START Input data
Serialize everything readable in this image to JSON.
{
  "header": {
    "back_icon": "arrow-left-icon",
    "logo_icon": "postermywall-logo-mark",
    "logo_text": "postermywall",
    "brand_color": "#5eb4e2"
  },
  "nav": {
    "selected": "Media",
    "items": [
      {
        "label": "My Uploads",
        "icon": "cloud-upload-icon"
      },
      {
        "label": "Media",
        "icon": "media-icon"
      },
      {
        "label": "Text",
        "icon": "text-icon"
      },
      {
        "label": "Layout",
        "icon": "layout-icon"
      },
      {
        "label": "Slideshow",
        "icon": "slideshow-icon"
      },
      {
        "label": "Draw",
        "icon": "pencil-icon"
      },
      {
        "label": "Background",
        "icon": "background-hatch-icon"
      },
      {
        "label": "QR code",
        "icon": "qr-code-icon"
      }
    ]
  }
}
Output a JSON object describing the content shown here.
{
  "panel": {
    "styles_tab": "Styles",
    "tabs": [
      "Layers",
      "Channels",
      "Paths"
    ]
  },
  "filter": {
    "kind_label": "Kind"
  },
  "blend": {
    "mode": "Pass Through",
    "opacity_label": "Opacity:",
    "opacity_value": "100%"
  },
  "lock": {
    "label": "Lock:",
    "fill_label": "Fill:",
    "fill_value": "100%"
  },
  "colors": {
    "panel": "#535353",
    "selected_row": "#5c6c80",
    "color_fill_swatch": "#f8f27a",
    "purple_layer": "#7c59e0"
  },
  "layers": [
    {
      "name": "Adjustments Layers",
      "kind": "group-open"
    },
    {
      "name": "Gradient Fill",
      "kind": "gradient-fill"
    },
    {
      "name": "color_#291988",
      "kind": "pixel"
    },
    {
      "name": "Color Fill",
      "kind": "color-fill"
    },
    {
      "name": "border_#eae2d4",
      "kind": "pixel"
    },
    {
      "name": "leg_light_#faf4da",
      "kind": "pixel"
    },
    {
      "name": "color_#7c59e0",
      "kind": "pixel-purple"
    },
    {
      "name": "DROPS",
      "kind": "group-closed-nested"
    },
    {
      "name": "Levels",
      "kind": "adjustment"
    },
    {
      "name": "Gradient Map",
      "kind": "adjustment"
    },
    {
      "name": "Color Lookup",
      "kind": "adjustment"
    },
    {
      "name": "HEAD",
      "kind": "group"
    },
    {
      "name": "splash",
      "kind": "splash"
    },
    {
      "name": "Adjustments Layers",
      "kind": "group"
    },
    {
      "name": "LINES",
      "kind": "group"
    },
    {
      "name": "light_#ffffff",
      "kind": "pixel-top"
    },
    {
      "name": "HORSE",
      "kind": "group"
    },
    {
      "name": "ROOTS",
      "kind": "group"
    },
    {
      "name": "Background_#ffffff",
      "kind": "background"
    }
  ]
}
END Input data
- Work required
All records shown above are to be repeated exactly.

- Response area
Serialize everything readable in this image to JSON.
{
  "header": {
    "back_icon": "arrow-left-icon",
    "logo_icon": "postermywall-logo-mark",
    "logo_text": "postermywall",
    "brand_color": "#5eb4e2"
  },
  "nav": {
    "selected": "Media",
    "items": [
      {
        "label": "My Uploads",
        "icon": "cloud-upload-icon"
      },
      {
        "label": "Media",
        "icon": "media-icon"
      },
      {
        "label": "Text",
        "icon": "text-icon"
      },
      {
        "label": "Layout",
        "icon": "layout-icon"
      },
      {
        "label": "Slideshow",
        "icon": "slideshow-icon"
      },
      {
        "label": "Draw",
        "icon": "pencil-icon"
      },
      {
        "label": "Background",
        "icon": "background-hatch-icon"
      },
      {
        "label": "QR code",
        "icon": "qr-code-icon"
      }
    ]
  }
}
Output a JSON object describing the content shown here.
{
  "panel": {
    "styles_tab": "Styles",
    "tabs": [
      "Layers",
      "Channels",
      "Paths"
    ]
  },
  "filter": {
    "kind_label": "Kind"
  },
  "blend": {
    "mode": "Pass Through",
    "opacity_label": "Opacity:",
    "opacity_value": "100%"
  },
  "lock": {
    "label": "Lock:",
    "fill_label": "Fill:",
    "fill_value": "100%"
  },
  "colors": {
    "panel": "#535353",
    "selected_row": "#5c6c80",
    "color_fill_swatch": "#f8f27a",
    "purple_layer": "#7c59e0"
  },
  "layers": [
    {
      "name": "Adjustments Layers",
      "kind": "group-open"
    },
    {
      "name": "Gradient Fill",
      "kind": "gradient-fill"
    },
    {
      "name": "color_#291988",
      "kind": "pixel"
    },
    {
      "name": "Color Fill",
      "kind": "color-fill"
    },
    {
      "name": "border_#eae2d4",
      "kind": "pixel"
    },
    {
      "name": "leg_light_#faf4da",
      "kind": "pixel"
    },
    {
      "name": "color_#7c59e0",
      "kind": "pixel-purple"
    },
    {
      "name": "DROPS",
      "kind": "group-closed-nested"
    },
    {
      "name": "Levels",
      "kind": "adjustment"
    },
    {
      "name": "Gradient Map",
      "kind": "adjustment"
    },
    {
      "name": "Color Lookup",
      "kind": "adjustment"
    },
    {
      "name": "HEAD",
      "kind": "group"
    },
    {
      "name": "splash",
      "kind": "splash"
    },
    {
      "name": "Adjustments Layers",
      "kind": "group"
    },
    {
      "name": "LINES",
      "kind": "group"
    },
    {
      "name": "light_#ffffff",
      "kind": "pixel-top"
    },
    {
      "name": "HORSE",
      "kind": "group"
    },
    {
      "name": "ROOTS",
      "kind": "group"
    },
    {
      "name": "Background_#ffffff",
      "kind": "background"
    }
  ]
}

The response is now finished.